Write out the entire listing exactly, so that each line matches the original.
################
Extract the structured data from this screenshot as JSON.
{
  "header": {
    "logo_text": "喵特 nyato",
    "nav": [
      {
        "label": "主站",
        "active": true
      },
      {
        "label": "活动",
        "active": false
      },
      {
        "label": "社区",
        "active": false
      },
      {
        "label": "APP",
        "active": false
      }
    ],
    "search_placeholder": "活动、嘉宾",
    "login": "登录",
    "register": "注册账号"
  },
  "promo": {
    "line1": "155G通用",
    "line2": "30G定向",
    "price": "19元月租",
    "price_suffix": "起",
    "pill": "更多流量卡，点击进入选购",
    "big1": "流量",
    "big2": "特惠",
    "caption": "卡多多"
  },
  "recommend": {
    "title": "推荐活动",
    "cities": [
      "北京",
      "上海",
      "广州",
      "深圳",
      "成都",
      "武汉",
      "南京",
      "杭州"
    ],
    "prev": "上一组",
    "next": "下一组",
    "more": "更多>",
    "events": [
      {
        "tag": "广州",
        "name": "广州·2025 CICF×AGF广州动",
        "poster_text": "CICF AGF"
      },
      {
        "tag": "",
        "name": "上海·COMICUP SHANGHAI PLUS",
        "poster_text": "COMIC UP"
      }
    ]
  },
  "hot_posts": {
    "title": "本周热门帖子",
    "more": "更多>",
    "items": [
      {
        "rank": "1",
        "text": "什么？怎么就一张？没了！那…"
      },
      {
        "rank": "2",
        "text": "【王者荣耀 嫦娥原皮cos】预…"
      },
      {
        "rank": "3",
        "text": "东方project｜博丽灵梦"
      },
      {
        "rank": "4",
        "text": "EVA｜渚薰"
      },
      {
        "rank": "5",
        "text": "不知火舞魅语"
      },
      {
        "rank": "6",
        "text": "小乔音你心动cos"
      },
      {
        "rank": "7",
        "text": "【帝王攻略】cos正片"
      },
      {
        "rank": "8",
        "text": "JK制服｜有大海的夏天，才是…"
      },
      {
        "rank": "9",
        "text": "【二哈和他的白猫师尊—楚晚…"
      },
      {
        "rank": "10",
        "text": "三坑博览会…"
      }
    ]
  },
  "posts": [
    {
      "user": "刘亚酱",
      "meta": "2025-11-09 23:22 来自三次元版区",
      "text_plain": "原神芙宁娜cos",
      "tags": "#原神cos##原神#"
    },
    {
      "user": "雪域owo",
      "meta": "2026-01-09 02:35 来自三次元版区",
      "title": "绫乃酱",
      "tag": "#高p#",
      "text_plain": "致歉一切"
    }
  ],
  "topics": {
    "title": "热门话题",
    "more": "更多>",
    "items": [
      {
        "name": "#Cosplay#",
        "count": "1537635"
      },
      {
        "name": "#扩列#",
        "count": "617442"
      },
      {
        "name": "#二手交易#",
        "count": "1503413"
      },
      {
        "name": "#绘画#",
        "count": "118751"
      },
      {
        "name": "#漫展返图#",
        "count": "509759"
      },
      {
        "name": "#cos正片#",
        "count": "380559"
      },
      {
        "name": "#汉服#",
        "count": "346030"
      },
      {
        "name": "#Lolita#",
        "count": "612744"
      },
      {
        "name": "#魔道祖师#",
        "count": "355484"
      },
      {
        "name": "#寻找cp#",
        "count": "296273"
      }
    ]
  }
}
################
▶ **RESULT OF THE EXERCISE**
Extract the structured data from this screenshot as JSON.
{
  "header": {
    "logo_text": "喵特 nyato",
    "nav": [
      {
        "label": "主站",
        "active": true
      },
      {
        "label": "活动",
        "active": false
      },
      {
        "label": "社区",
        "active": false
      },
      {
        "label": "APP",
        "active": false
      }
    ],
    "search_placeholder": "活动、嘉宾",
    "login": "登录",
    "register": "注册账号"
  },
  "promo": {
    "line1": "155G通用",
    "line2": "30G定向",
    "price": "19元月租",
    "price_suffix": "起",
    "pill": "更多流量卡，点击进入选购",
    "big1": "流量",
    "big2": "特惠",
    "caption": "卡多多"
  },
  "recommend": {
    "title": "推荐活动",
    "cities": [
      "北京",
      "上海",
      "广州",
      "深圳",
      "成都",
      "武汉",
      "南京",
      "杭州"
    ],
    "prev": "上一组",
    "next": "下一组",
    "more": "更多>",
    "events": [
      {
        "tag": "广州",
        "name": "广州·2025 CICF×AGF广州动",
        "poster_text": "CICF AGF"
      },
      {
        "tag": "",
        "name": "上海·COMICUP SHANGHAI PLUS",
        "poster_text": "COMIC UP"
      }
    ]
  },
  "hot_posts": {
    "title": "本周热门帖子",
    "more": "更多>",
    "items": [
      {
        "rank": "1",
        "text": "什么？怎么就一张？没了！那…"
      },
      {
        "rank": "2",
        "text": "【王者荣耀 嫦娥原皮cos】预…"
      },
      {
        "rank": "3",
        "text": "东方project｜博丽灵梦"
      },
      {
        "rank": "4",
        "text": "EVA｜渚薰"
      },
      {
        "rank": "5",
        "text": "不知火舞魅语"
      },
      {
        "rank": "6",
        "text": "小乔音你心动cos"
      },
      {
        "rank": "7",
        "text": "【帝王攻略】cos正片"
      },
      {
        "rank": "8",
        "text": "JK制服｜有大海的夏天，才是…"
      },
      {
        "rank": "9",
        "text": "【二哈和他的白猫师尊—楚晚…"
      },
      {
        "rank": "10",
        "text": "三坑博览会…"
      }
    ]
  },
  "posts": [
    {
      "user": "刘亚酱",
      "meta": "2025-11-09 23:22 来自三次元版区",
      "text_plain": "原神芙宁娜cos",
      "tags": "#原神cos##原神#"
    },
    {
      "user": "雪域owo",
      "meta": "2026-01-09 02:35 来自三次元版区",
      "title": "绫乃酱",
      "tag": "#高p#",
      "text_plain": "致歉一切"
    }
  ],
  "topics": {
    "title": "热门话题",
    "more": "更多>",
    "items": [
      {
        "name": "#Cosplay#",
        "count": "1537635"
      },
      {
        "name": "#扩列#",
        "count": "617442"
      },
      {
        "name": "#二手交易#",
        "count": "1503413"
      },
      {
        "name": "#绘画#",
        "count": "118751"
      },
      {
        "name": "#漫展返图#",
        "count": "509759"
      },
      {
        "name": "#cos正片#",
        "count": "380559"
      },
      {
        "name": "#汉服#",
        "count": "346030"
      },
      {
        "name": "#Lolita#",
        "count": "612744"
      },
      {
        "name": "#魔道祖师#",
        "count": "355484"
      },
      {
        "name": "#寻找cp#",
        "count": "296273"
      }
    ]
  }
}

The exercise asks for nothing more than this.